**TASK BRIEF**. Keep only the lines of the listing that include the word "icon", and copy them.

PROVIDED ENTRIES: Begin

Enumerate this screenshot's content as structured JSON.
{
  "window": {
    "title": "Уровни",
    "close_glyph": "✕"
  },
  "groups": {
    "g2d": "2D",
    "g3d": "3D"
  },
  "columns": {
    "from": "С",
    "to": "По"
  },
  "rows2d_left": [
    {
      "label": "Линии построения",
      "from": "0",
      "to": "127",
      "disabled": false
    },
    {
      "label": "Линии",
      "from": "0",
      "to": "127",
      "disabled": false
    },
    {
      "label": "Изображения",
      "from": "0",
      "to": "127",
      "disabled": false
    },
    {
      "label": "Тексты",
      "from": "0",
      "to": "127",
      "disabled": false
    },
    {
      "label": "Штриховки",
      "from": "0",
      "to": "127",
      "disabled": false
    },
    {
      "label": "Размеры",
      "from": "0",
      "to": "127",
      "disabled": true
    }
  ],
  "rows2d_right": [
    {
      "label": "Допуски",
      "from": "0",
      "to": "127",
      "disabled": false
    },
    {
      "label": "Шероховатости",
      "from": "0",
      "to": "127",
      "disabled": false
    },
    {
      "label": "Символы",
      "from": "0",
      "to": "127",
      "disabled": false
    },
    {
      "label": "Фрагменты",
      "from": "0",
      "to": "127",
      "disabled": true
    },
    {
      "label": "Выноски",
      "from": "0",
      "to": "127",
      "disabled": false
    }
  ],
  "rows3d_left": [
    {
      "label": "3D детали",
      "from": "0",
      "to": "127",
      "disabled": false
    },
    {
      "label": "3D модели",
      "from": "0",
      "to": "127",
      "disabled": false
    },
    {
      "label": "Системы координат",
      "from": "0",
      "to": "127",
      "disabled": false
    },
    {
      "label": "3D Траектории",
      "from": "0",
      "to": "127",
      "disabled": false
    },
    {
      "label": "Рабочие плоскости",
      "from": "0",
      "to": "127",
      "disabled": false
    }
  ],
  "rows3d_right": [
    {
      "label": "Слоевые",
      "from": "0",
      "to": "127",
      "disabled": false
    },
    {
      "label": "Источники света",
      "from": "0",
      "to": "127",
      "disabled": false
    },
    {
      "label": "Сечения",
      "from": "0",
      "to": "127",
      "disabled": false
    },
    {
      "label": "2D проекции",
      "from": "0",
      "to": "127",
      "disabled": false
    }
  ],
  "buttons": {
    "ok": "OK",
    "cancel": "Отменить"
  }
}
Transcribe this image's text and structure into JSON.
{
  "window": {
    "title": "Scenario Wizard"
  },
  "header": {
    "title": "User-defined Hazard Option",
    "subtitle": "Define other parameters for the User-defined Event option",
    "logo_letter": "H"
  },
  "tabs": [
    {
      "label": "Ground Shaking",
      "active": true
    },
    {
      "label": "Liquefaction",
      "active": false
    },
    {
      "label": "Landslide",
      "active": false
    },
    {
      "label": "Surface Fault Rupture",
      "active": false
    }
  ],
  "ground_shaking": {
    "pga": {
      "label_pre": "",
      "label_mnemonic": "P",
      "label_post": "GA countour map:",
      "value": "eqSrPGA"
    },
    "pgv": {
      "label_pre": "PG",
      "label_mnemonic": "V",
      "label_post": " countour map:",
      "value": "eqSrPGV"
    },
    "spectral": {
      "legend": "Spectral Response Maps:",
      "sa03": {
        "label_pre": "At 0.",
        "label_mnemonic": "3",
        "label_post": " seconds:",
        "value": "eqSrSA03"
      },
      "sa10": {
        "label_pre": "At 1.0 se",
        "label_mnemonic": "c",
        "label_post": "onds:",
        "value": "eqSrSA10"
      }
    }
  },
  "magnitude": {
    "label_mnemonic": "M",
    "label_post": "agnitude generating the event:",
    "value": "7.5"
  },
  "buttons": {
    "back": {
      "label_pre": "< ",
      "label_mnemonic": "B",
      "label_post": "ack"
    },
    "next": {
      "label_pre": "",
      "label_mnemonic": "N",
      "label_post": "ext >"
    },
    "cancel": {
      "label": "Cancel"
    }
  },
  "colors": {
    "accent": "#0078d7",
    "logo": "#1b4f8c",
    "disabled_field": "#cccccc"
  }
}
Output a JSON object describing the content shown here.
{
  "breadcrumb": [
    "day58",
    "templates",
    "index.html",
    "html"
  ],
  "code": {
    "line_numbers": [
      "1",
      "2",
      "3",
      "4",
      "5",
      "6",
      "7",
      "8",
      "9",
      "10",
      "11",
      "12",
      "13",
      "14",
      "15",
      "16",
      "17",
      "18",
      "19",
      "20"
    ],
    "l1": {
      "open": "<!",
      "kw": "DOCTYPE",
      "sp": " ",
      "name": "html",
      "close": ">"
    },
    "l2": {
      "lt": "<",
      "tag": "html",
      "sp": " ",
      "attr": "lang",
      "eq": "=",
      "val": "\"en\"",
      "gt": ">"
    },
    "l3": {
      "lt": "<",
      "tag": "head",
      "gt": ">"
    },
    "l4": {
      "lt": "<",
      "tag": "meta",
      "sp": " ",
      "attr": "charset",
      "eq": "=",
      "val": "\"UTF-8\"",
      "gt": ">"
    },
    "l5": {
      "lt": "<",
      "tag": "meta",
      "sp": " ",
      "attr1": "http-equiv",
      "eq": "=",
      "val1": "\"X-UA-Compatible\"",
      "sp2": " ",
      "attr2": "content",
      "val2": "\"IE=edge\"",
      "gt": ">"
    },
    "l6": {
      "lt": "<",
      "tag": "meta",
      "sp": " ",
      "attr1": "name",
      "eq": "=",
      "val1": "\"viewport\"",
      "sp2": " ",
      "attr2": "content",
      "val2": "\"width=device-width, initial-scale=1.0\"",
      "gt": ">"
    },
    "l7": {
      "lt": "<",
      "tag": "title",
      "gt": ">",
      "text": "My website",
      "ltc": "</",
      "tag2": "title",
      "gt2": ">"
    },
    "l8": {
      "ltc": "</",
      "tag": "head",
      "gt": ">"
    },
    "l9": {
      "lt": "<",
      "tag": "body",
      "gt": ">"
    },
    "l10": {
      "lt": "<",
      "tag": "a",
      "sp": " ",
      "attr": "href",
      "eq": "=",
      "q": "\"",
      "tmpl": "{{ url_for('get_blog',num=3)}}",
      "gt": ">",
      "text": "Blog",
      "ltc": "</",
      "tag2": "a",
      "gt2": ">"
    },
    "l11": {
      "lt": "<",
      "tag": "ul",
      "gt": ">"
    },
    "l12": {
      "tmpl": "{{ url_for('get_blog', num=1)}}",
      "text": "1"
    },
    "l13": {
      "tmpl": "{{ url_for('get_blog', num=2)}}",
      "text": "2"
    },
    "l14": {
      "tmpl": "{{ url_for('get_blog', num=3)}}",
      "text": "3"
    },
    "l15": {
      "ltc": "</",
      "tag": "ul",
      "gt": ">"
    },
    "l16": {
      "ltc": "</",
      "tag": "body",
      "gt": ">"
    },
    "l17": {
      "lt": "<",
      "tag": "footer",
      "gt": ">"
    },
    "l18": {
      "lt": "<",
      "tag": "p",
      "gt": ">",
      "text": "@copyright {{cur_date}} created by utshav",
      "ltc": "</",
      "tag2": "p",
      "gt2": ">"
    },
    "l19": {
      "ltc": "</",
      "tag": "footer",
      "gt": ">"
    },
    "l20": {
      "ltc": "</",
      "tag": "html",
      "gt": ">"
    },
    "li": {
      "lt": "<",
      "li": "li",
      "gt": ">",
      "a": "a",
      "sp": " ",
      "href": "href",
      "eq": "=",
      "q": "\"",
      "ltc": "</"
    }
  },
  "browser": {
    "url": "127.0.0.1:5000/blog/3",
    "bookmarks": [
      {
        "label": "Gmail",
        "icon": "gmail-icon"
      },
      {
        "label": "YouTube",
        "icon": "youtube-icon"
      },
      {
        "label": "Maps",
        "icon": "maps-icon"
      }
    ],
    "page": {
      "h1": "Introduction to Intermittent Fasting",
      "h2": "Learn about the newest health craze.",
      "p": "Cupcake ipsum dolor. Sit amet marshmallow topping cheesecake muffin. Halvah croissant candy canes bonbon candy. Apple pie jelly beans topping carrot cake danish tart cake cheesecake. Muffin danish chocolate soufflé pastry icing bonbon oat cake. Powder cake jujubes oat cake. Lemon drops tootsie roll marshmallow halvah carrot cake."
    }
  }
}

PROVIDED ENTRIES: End

**SOLUTION FOR THIS TASK**.
        "icon": "gmail-icon"
        "icon": "youtube-icon"
        "icon": "maps-icon"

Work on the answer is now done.